Illinois PHYS 466, Lecture 12: Random Walks View Flash
Random Walks Today we will discuss Markov chains (random walks), detailed balance and transition rules. These methods were introduced by Metropolis et al. in 1953 who applied it to a...

Illinois PHYS 466, Lecture 13: Brownian Dynamics View Flash
Brownian Dynamics Let’s explore the connection between Brownian motion and Metropolis Monte Carlo. Why? Connection with smart MC Introduce the idea of kinetic Monte Carlo Get rid of...

Illinois PHYS 466, Lecture 14: Neighbor Tables, Long-Range Potentials, Ewald Sums View Flash
Illinois PHYS 466, Lecture 15: Constraints View Flash
Illinois PHYS 466, Lecture 16: Free Energies from Simulations View Flash
Illinois PHYS 466, Lecture 17: Simulation of Polymers View Flash
Illinois PHYS 466, Lecture 18: Kinetic Monte Carlo (KMC) View Flash

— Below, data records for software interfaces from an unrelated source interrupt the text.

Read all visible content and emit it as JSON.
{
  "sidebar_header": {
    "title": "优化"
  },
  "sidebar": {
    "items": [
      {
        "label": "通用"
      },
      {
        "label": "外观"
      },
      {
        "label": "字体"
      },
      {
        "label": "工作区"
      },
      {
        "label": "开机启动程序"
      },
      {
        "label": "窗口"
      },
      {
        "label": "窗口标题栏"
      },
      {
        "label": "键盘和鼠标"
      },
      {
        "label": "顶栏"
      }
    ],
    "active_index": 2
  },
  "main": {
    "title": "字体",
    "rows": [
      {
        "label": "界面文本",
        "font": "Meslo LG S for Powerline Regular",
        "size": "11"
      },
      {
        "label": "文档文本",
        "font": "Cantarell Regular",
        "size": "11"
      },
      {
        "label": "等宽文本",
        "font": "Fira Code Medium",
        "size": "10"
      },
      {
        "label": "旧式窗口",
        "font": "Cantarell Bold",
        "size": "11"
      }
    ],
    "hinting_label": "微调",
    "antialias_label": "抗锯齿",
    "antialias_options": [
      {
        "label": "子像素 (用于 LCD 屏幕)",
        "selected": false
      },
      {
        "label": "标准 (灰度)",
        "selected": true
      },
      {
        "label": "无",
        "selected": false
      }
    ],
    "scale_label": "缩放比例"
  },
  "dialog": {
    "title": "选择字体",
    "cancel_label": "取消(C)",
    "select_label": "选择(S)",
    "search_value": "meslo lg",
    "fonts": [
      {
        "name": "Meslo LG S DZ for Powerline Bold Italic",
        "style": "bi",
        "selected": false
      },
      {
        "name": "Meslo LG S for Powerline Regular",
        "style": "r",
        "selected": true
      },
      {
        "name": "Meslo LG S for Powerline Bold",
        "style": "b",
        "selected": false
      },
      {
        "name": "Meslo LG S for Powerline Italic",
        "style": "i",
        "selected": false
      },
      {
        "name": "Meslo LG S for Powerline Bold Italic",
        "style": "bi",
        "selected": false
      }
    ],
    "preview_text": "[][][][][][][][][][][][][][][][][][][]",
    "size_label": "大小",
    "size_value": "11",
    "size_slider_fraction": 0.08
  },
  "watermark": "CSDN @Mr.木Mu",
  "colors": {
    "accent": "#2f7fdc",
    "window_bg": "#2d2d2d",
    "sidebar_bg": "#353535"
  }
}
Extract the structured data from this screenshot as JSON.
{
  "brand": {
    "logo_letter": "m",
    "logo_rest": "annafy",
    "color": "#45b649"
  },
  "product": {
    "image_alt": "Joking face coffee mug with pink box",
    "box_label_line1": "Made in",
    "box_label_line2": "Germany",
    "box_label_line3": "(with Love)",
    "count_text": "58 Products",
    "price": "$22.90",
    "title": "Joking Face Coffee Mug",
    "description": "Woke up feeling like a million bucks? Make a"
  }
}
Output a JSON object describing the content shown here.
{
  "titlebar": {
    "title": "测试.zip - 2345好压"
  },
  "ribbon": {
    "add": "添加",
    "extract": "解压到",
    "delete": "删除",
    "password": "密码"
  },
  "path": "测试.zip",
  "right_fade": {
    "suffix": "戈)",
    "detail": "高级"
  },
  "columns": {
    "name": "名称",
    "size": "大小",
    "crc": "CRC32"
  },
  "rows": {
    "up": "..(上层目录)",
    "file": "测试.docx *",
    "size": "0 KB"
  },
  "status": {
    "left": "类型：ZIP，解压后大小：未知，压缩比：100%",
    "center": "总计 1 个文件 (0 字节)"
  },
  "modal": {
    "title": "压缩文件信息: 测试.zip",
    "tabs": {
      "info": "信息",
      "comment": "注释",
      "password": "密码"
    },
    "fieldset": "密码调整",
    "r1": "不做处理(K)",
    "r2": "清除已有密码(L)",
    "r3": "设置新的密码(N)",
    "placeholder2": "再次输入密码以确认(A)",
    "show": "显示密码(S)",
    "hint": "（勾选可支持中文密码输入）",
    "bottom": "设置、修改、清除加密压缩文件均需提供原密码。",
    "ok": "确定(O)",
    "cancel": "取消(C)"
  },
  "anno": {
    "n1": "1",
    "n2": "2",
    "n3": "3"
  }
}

Illinois PHYS 466, Lecture 19: The Ising Model View Flash, a resource for nanoscience and nanotechnology, is supported by the National Science Foundation and other funding agencies. Any opinions, findings, and conclusions or recommendations expressed in this material are those of the author(s) and do not necessarily reflect the views of the National Science Foundation.